■ GIVEN DATA
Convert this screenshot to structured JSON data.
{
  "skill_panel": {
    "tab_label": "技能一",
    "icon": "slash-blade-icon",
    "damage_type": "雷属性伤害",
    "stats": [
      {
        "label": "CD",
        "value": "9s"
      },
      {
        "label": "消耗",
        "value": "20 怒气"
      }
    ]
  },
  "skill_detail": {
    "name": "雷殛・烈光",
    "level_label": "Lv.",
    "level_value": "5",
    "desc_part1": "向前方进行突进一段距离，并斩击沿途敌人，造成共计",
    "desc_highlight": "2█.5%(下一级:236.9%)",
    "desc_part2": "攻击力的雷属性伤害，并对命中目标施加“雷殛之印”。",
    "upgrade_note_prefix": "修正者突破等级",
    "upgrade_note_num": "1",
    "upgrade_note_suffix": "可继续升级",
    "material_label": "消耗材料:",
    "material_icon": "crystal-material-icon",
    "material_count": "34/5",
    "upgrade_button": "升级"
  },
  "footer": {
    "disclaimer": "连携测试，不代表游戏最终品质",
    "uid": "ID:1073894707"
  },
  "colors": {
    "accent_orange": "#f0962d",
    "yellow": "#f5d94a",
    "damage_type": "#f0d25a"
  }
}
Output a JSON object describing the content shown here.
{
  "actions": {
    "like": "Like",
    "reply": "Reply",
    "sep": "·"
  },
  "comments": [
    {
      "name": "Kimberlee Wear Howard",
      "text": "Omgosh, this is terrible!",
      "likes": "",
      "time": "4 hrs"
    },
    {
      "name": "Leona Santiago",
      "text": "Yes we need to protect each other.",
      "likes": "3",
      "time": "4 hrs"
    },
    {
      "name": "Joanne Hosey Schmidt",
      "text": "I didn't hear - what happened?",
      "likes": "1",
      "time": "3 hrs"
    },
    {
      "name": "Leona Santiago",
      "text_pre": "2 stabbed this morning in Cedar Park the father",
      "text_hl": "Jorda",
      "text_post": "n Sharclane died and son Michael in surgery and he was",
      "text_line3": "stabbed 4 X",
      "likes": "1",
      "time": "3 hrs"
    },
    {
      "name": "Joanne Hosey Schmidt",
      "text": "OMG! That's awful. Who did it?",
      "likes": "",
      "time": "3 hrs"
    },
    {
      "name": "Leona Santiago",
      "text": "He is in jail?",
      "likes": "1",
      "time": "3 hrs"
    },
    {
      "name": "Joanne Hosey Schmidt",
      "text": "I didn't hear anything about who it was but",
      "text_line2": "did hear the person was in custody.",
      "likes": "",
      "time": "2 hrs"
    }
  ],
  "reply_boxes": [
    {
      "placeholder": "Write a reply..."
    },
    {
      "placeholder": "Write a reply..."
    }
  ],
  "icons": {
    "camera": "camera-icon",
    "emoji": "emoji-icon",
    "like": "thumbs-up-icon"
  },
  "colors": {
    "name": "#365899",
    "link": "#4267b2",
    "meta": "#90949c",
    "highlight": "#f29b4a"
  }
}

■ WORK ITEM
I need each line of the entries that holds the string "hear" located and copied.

■ WRITTEN RESPONSE
      "text": "I didn't hear - what happened?",
      "text": "I didn't hear anything about who it was but",
      "text_line2": "did hear the person was in custody.",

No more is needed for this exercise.